Another Learning 2.0 event has come and gone. I think I’m finally getting over my conference hangover – after such a full-on weekend my mind just sort of went blank and kept racing at the same time! – and can look back at all that I learned and shared. It’s hard to believe that I was skeptical about this conference when I first heard about the new cohort/unconference format. I’m so glad Simon May convinced me to go to Learning 2.010. Now I don’t think I’ll ever think about missing one as long as I’m in the region!
As a member of the Technology Learning Leaders 1 cohort it was great to get to know Charlotte Diller and George Couros. The two big points of emphasis from them were “Start with the why” and “Build capacity.” This really reaffirmed the work that I’m trying to do because, while not stated as eloquently, these have been foci 2 for me over the past year. UNIS’ work on the Learning and Technology Plan, while not complete, is exactly in place to answer the “Why?” question and my focus on coaching and teacher-ledworkshops is about building capacity.
In our mini-sessions during cohort time, I took part in some great discussions about blogs and portfolios. A school-wide blogging platform is something that I have been pushing for a while and it was great to get so many perspectives at once on how they can be utilized effectively. There is no “right way” and so it is important that the “Why?” is discussed first! I also learned a lot about the various coaching models that are put into place at different schools. WAB seems to have a very strong model of offering skills-based coaching within the school day. IST puts a strong focus on self-assessment of needs and abilities. This year I am trying a system of working first and foremost with the new faculty by identifying one of the NETS Standards for StudentsandTeachers as points of emphasis. I’m hoping that we can shift the focus from an emphasis on technology skills to one of pedagogy, curriculum and best practice.
It sounds really corny, but Learning 2.011 felt a bit like coming home. There are so many people in Asia that I interact with online; #learning2 gave me a chance to catch up with a lot of them and meet some of them for the first time 3.
I was really honored to be one of the 20 teachers highlighted in Jabiz’s keynote. It’s amazing to think that it was only one year ago that we met at Learning.2010.
I was really excited to revive Twitter for Teachers with Keri-Lee. We ran this as an impromptu unconference last year and had a good response. We decided to run it as a workshop this year and it apparently was pretty popular: we were asked to run it a second time as well! My Twitter stream is overflowing with all the new connections that I made.
Thanks to Alec and George Couros for giving rise to one of my favorite hashtags of all time: #summercamp4life. With the ease of communication and collaboration, it is so easy to translate those conference promises of “Keep in touch” into actions. While Learning 2.011 may have officially ended on September 11, the conversations and the learning can go on forever. #summercamp4life.

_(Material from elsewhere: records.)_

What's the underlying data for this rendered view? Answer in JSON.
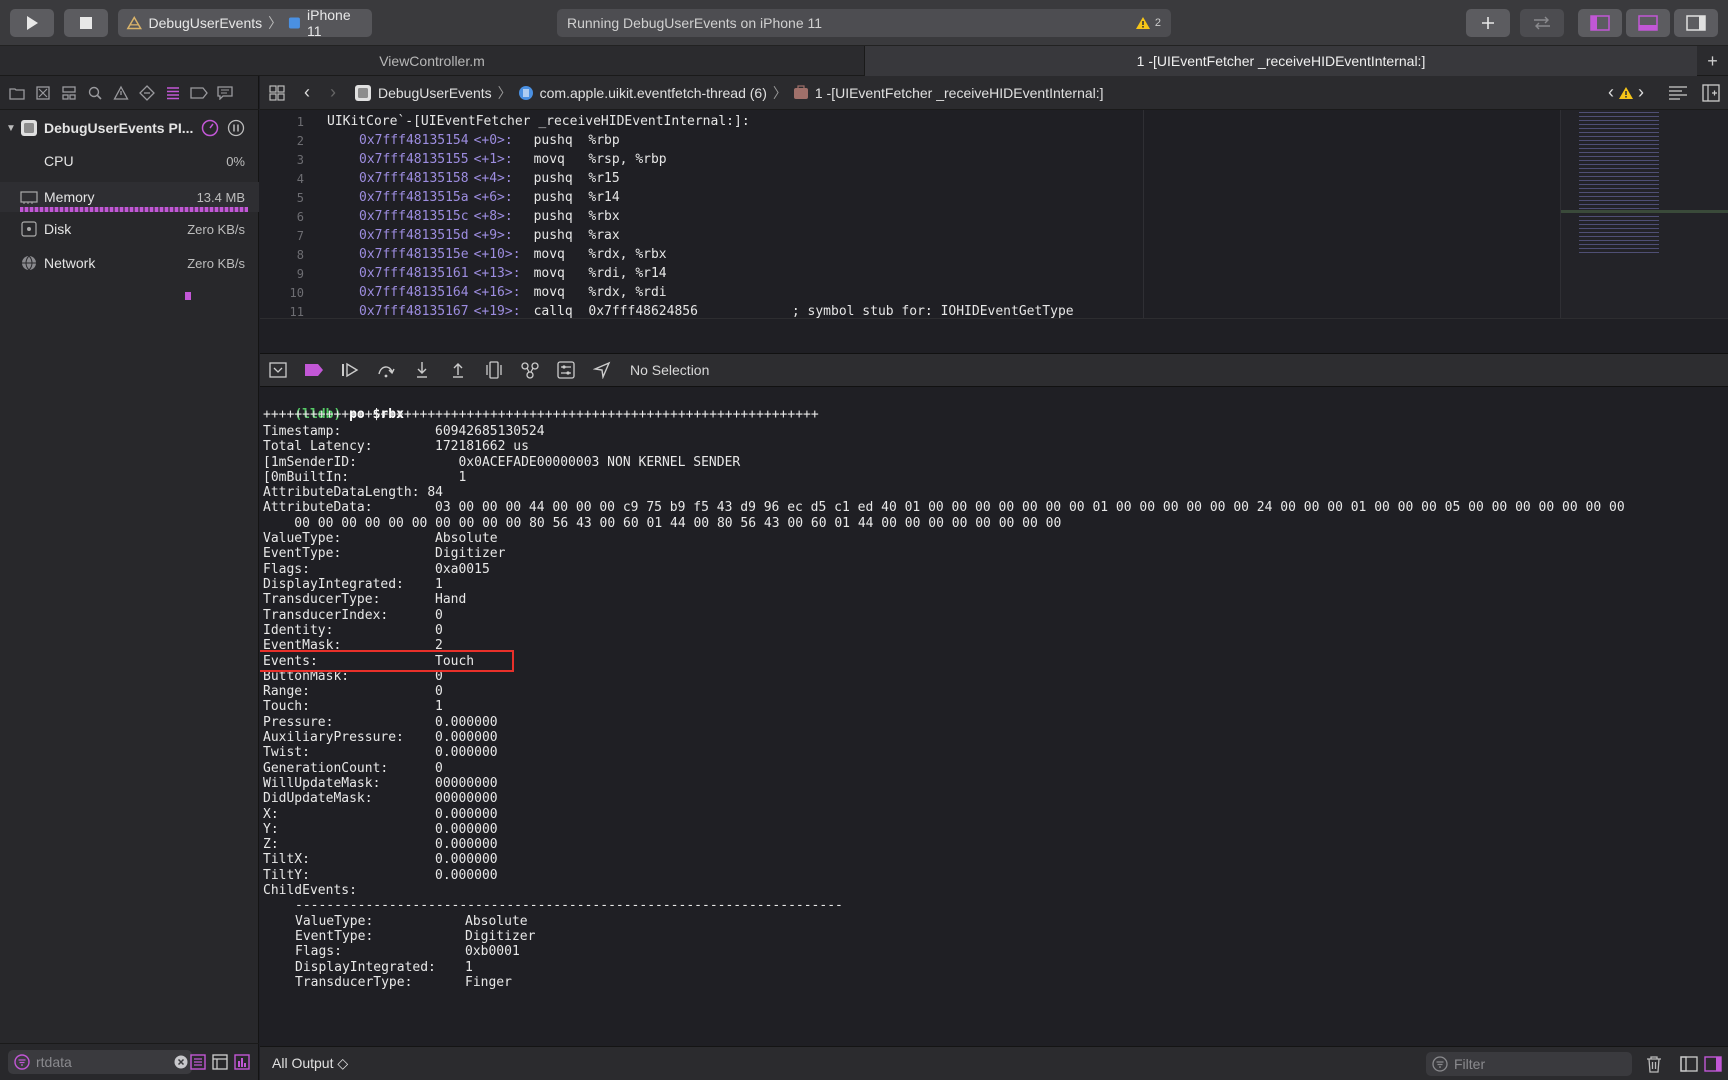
{
  "toolbar": {
    "scheme_name": "DebugUserEvents",
    "device_name": "iPhone 11",
    "status_text": "Running DebugUserEvents on iPhone 11",
    "warning_count": "2"
  },
  "tabs": [
    {
      "label": "ViewController.m",
      "active": false
    },
    {
      "label": "1 -[UIEventFetcher _receiveHIDEventInternal:]",
      "active": true
    }
  ],
  "navigator": {
    "process_name": "DebugUserEvents PI...",
    "gauges": [
      {
        "label": "CPU",
        "value": "0%"
      },
      {
        "label": "Memory",
        "value": "13.4 MB"
      },
      {
        "label": "Disk",
        "value": "Zero KB/s"
      },
      {
        "label": "Network",
        "value": "Zero KB/s"
      }
    ],
    "filter_placeholder": "rtdata"
  },
  "jumpbar": {
    "project": "DebugUserEvents",
    "thread": "com.apple.uikit.eventfetch-thread (6)",
    "frame": "1 -[UIEventFetcher _receiveHIDEventInternal:]"
  },
  "editor": {
    "header": "UIKitCore`-[UIEventFetcher _receiveHIDEventInternal:]:",
    "lines": [
      {
        "num": "1",
        "addr": "",
        "off": "",
        "ins": ""
      },
      {
        "num": "2",
        "addr": "0x7fff48135154",
        "off": "<+0>:",
        "ins": "pushq  %rbp"
      },
      {
        "num": "3",
        "addr": "0x7fff48135155",
        "off": "<+1>:",
        "ins": "movq   %rsp, %rbp"
      },
      {
        "num": "4",
        "addr": "0x7fff48135158",
        "off": "<+4>:",
        "ins": "pushq  %r15"
      },
      {
        "num": "5",
        "addr": "0x7fff4813515a",
        "off": "<+6>:",
        "ins": "pushq  %r14"
      },
      {
        "num": "6",
        "addr": "0x7fff4813515c",
        "off": "<+8>:",
        "ins": "pushq  %rbx"
      },
      {
        "num": "7",
        "addr": "0x7fff4813515d",
        "off": "<+9>:",
        "ins": "pushq  %rax"
      },
      {
        "num": "8",
        "addr": "0x7fff4813515e",
        "off": "<+10>:",
        "ins": "movq   %rdx, %rbx"
      },
      {
        "num": "9",
        "addr": "0x7fff48135161",
        "off": "<+13>:",
        "ins": "movq   %rdi, %r14"
      },
      {
        "num": "10",
        "addr": "0x7fff48135164",
        "off": "<+16>:",
        "ins": "movq   %rdx, %rdi"
      },
      {
        "num": "11",
        "addr": "0x7fff48135167",
        "off": "<+19>:",
        "ins": "callq  0x7fff48624856            ; symbol stub for: IOHIDEventGetType"
      }
    ]
  },
  "debugbar": {
    "selection_label": "No Selection"
  },
  "console": {
    "prompt": "(lldb)",
    "command": "po $rbx",
    "separator": "+++++++++++++++++++++++++++++++++++++++++++++++++++++++++++++++++++++++",
    "fields": [
      {
        "key": "Timestamp:",
        "value": "60942685130524"
      },
      {
        "key": "Total Latency:",
        "value": "172181662 us"
      },
      {
        "key": "[1mSenderID:",
        "value": "   0x0ACEFADE00000003 NON KERNEL SENDER"
      },
      {
        "key": "[0mBuiltIn:",
        "value": "   1"
      },
      {
        "key": "AttributeDataLength: 84",
        "value": ""
      },
      {
        "key": "AttributeData:",
        "value": "03 00 00 00 44 00 00 00 c9 75 b9 f5 43 d9 96 ec d5 c1 ed 40 01 00 00 00 00 00 00 00 01 00 00 00 00 00 00 24 00 00 00 01 00 00 00 05 00 00 00 00 00 00 00"
      },
      {
        "key": "",
        "value": "    00 00 00 00 00 00 00 00 00 00 80 56 43 00 60 01 44 00 80 56 43 00 60 01 44 00 00 00 00 00 00 00 00",
        "wrap": true
      },
      {
        "key": "ValueType:",
        "value": "Absolute"
      },
      {
        "key": "EventType:",
        "value": "Digitizer"
      },
      {
        "key": "Flags:",
        "value": "0xa0015"
      },
      {
        "key": "DisplayIntegrated:",
        "value": "1"
      },
      {
        "key": "TransducerType:",
        "value": "Hand"
      },
      {
        "key": "TransducerIndex:",
        "value": "0"
      },
      {
        "key": "Identity:",
        "value": "0"
      },
      {
        "key": "EventMask:",
        "value": "2"
      },
      {
        "key": "Events:",
        "value": "Touch"
      },
      {
        "key": "ButtonMask:",
        "value": "0"
      },
      {
        "key": "Range:",
        "value": "0"
      },
      {
        "key": "Touch:",
        "value": "1"
      },
      {
        "key": "Pressure:",
        "value": "0.000000"
      },
      {
        "key": "AuxiliaryPressure:",
        "value": "0.000000"
      },
      {
        "key": "Twist:",
        "value": "0.000000"
      },
      {
        "key": "GenerationCount:",
        "value": "0"
      },
      {
        "key": "WillUpdateMask:",
        "value": "00000000"
      },
      {
        "key": "DidUpdateMask:",
        "value": "00000000"
      },
      {
        "key": "X:",
        "value": "0.000000"
      },
      {
        "key": "Y:",
        "value": "0.000000"
      },
      {
        "key": "Z:",
        "value": "0.000000"
      },
      {
        "key": "TiltX:",
        "value": "0.000000"
      },
      {
        "key": "TiltY:",
        "value": "0.000000"
      },
      {
        "key": "ChildEvents:",
        "value": ""
      }
    ],
    "child_separator": "----------------------------------------------------------------------",
    "child_fields": [
      {
        "key": "ValueType:",
        "value": "Absolute"
      },
      {
        "key": "EventType:",
        "value": "Digitizer"
      },
      {
        "key": "Flags:",
        "value": "0xb0001"
      },
      {
        "key": "DisplayIntegrated:",
        "value": "1"
      },
      {
        "key": "TransducerType:",
        "value": "Finger"
      }
    ]
  },
  "bottombar": {
    "output_selector": "All Output ◇",
    "filter_placeholder": "Filter"
  },
  "colors": {
    "accent_pink": "#c257d6",
    "prompt_green": "#55c966",
    "address_purple": "#9d8de0",
    "highlight_red": "#e8302a"
  }
}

The thoughts and ideas contained in this blog are mine and only mine. As much as I wish they did, these thoughts do not necessarily reflect those of my employer or various other organizations of which I'm affiliated.